From the findings, it clearly appears that the mixing of the steam, air, or other gaseous fluid with the oil in the annular space to aid atomization before the spray is brought into contact with the air supplied for combustion, and before it passes into the furnace, is the important feature distinguishing the burners covered by plaintiff's patents from those above described which are manufactured and used by the United States. The Court of Claims expressly found:

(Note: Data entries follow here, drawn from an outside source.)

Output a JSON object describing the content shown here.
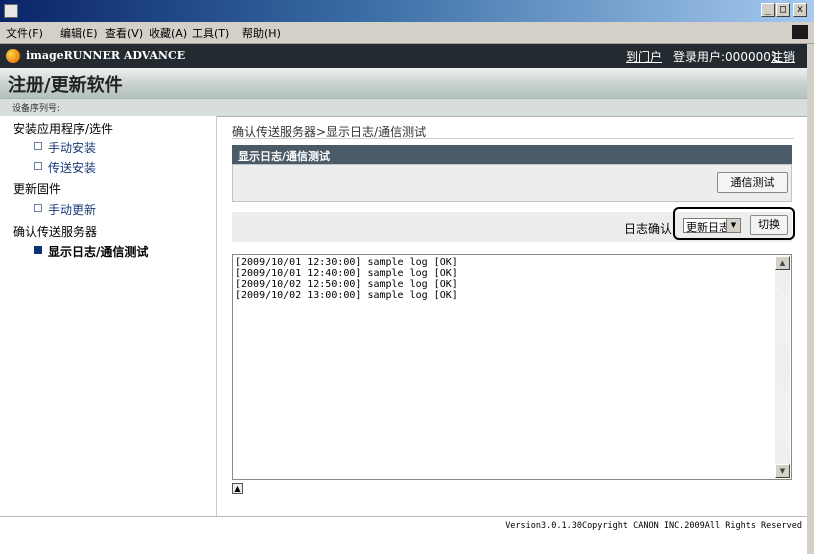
{
  "window": {
    "min": "_",
    "max": "□",
    "close": "x"
  },
  "menubar": {
    "items": [
      "文件(F)",
      "编辑(E)",
      "查看(V)",
      "收藏(A)",
      "工具(T)",
      "帮助(H)"
    ]
  },
  "header": {
    "brand": "imageRUNNER ADVANCE",
    "portal_link": "到门户",
    "user_label": "登录用户:0000001",
    "logout_link": "注销",
    "page_title": "注册/更新软件",
    "serial_label": "设备序列号:"
  },
  "sidebar": {
    "sections": [
      {
        "label": "安装应用程序/选件",
        "items": [
          "手动安装",
          "传送安装"
        ]
      },
      {
        "label": "更新固件",
        "items": [
          "手动更新"
        ]
      },
      {
        "label": "确认传送服务器",
        "items": [
          "显示日志/通信测试"
        ]
      }
    ]
  },
  "main": {
    "breadcrumb": "确认传送服务器>显示日志/通信测试",
    "panel_title": "显示日志/通信测试",
    "comm_test_button": "通信测试",
    "log_confirm_label": "日志确认:",
    "log_select_value": "更新日志",
    "switch_button": "切换",
    "log_lines": [
      "[2009/10/01 12:30:00] sample log [OK]",
      "[2009/10/01 12:40:00] sample log [OK]",
      "[2009/10/02 12:50:00] sample log [OK]",
      "[2009/10/02 13:00:00] sample log [OK]"
    ]
  },
  "footer": {
    "copyright": "Version3.0.1.30Copyright CANON INC.2009All Rights Reserved"
  },
  "icons": {
    "app": "app-icon",
    "logo": "canon-logo-icon",
    "select_arrow": "chevron-down-icon",
    "scroll_up": "scroll-up-icon",
    "scroll_down": "scroll-down-icon",
    "to_top": "page-top-icon"
  },
  "colors": {
    "brandbar": "#232b30",
    "panel_header": "#4a5a66",
    "active_bullet": "#0b2f7a",
    "link": "#1a3a78"
  }
}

Infringement is a question of fact. The quoted finding is in the nature of special verdict of a jury. United States v. Anciens Etablissements, 224 U.S. 309, 322 , 330 S., 32 S. Ct. 479; Brothers v. United States, 250 U.S. 88, 93 , 39 S. Ct. 423. This court accepts the findings of fact made by the Court of Claims, and cannot review them. Collier v. United States, 173 U.S. 79, 80 , 19 S. Ct. 330. And, even where a finding determines a mixed question of law and fact, it is conclusive unless the [269 U.S. 144, 148] court is able to separate the question to see whether there is a mistake of law. United States v. Omaha Indians, 253 U.S. 275, 281 , 40 S. Ct. 522; Ross v. Day, 232 U.S. 110, 116 , 34 S. Ct. 233; Whitcomb v. White, 214 U.S. 15, 16 , 29 S. Ct. 599; Marquez v. Frisbie, 101 U.S. 473 , 476. Our consideration of the case is confined to questions of law. Union Pacific Railway Co. v. United States, 116 U.S. 154, 157 , 6 S. Ct. 325; Keokuk & Hamilton Bridge Co. v. United States, 260 U.S. 125 , 43 S. Ct. 37. And the situation is the same as it would be if the facts had been agreed upon by the parties. United States v. Pugh, 99 U.S. 265 , 271. As no infringement was found, the facts are not sufficient to constitute a cause of action.